Wednesday, May 15, 2013

Garden Basics: Part 1

It seems like every week I hear that another friend is starting a garden, which makes my little farming heart so happy! I think gardens are just the best for enjoying delicious, fresh food and having hard work pay off in full. A lot of folks get overwhelmed when starting out their veggie gardens and I can understand that completely -- at the beginning I hardly knew where to start.

There's so much information out there, but you don't need to know everything up front. I'm a huge proponent of diving in headfirst when it comes to gardening. It truly helps to have the mindset that every year is a learning year. You'll never have a perfect garden where everything will grow just the way you want it to. To me, that's part of the excitement of gardening -- you're constantly learning and you have the privilege of growing with your garden.

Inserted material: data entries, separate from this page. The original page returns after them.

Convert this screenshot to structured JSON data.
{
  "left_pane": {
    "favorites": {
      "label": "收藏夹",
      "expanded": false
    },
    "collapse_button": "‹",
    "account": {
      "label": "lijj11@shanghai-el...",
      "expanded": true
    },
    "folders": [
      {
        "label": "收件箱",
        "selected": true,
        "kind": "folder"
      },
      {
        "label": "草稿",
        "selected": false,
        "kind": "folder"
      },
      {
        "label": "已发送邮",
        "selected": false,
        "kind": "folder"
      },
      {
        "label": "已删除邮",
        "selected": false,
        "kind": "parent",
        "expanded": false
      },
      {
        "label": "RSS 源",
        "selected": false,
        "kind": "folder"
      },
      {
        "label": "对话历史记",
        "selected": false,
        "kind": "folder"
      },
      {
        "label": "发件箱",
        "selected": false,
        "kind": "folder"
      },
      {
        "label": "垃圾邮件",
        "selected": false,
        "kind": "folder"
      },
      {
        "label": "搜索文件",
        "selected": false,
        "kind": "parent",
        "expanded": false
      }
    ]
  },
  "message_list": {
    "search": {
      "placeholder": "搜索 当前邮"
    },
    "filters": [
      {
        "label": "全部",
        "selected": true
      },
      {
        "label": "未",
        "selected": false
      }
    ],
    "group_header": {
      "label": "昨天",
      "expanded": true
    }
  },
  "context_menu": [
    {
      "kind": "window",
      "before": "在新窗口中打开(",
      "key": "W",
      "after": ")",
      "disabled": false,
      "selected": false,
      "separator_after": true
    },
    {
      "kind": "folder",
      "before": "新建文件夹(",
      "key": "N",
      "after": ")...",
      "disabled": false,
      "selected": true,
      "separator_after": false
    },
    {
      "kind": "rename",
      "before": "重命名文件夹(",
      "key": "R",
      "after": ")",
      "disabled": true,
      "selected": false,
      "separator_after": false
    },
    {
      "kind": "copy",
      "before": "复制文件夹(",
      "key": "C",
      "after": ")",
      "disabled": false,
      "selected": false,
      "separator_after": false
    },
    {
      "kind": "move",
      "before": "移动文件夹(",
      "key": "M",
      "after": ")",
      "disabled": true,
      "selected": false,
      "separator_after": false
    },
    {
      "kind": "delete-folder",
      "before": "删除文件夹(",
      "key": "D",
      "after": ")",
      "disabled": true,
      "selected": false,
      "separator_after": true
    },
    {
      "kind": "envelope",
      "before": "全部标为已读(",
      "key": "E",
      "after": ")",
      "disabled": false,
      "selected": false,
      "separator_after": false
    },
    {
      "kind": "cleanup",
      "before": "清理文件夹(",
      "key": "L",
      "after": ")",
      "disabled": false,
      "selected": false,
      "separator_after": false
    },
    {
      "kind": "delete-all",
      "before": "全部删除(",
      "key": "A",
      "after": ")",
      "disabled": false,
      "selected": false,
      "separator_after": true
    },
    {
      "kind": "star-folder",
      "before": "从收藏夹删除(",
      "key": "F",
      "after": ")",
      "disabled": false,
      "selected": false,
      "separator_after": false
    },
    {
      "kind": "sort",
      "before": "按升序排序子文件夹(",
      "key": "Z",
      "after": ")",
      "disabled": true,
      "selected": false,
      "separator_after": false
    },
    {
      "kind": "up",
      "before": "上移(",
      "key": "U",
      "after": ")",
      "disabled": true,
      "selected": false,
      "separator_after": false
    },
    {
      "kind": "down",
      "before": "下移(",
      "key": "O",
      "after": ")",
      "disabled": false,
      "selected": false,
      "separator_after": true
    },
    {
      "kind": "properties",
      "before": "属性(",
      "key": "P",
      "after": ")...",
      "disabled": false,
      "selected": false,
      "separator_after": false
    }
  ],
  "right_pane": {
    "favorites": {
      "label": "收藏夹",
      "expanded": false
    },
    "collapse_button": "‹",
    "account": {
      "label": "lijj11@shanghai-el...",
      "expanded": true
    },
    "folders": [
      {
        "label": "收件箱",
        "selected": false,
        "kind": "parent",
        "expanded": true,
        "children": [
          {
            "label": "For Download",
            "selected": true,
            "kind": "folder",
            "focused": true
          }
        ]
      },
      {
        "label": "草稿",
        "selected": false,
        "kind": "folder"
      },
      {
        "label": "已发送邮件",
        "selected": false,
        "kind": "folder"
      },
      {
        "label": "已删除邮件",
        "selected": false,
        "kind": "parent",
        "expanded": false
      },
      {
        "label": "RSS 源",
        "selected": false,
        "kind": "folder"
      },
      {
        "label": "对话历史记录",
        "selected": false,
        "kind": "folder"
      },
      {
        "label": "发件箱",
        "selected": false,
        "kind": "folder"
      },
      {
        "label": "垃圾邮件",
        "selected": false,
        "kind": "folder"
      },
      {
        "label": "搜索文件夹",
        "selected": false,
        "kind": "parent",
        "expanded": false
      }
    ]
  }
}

With everyone getting in gear for their summer gardens, I thought I'd throw out a few basics of gardening. These are the essentials you need to know for your beginning years. Beyond that, don't stress too much about acquiring knowledge, just enjoy the journey and dig your hands down in that dirt.

Step #1: Get your soil pH tested

When beginning your garden it is essential to know what you're dealing with when it comes to your soil.  This is a step that many people skip, but it can potentially be the #1 reason your garden may fail. Soils range from 3-11, with 3 being the most acidic and 11 being the most alkaline. Most vegetable plants like neutral soil (in the 6.5-7 range), but there's a pretty wide variety of pH preferences. Blueberries love highly acidic soil, so do hydrangeas and azaleas. Some plants are more tolerant of pH levels, but with others there are multiple issues that can arise. Having the right level for your plants will help them thrive.

The best way to get your soil tested is to send a sample to your local extension service. They will test not only the pH level but also mineral and nutrient levels, like phosphorous and potassium. You can let them know a few of the vegetables that you will be growing and they'll offer recommendations for any amendments needed to help your plants grow best.

 If you've got a small garden spot, you'll only need one sample. If you've got a bit more space and different locations that you'll be using for plants (i.e. front and back yards), go ahead and get those separate areas tested.

Once you get your soil test back, it's easy to amend any variations in pH. Agricultural lime will help make your soil less acidic and more alkaline. Ammonium or iron sulfate can acidify your soil if that's what your garden needs. Both of these are available at most garden centers. The extension soil test will let you know how much will need to be applied to get the desired pH.

In our garden this year, our soil test showed that the pH level in our garden is around 5.5, which is fairly acidic. We applied lime to our main garden, where most of the alkaline-preferring veggies will be, and a bit of ammonium sulfate to the area where we planted blueberries and potatoes, both of which like acidic soils.

If you are adding any sort of amendments to your soil (lime, compost, manure, etc.) it's a good idea to get it tested yearly to see what changes have happened over the course of the growing season.

If you live in Alabama you can send your soil sample to Auburn University.
If you live in Tennessee, here's the info you need for getting your soil tested.

If you live in other states, simply search for "soil test" + "your state name" + "extension service" and you should find the information you need.

You can also test your soil pH at home with one of these, though you'll get a lot more bang for your buck with the extension service testing that provides additional analysis.

No comments:

Post a Comment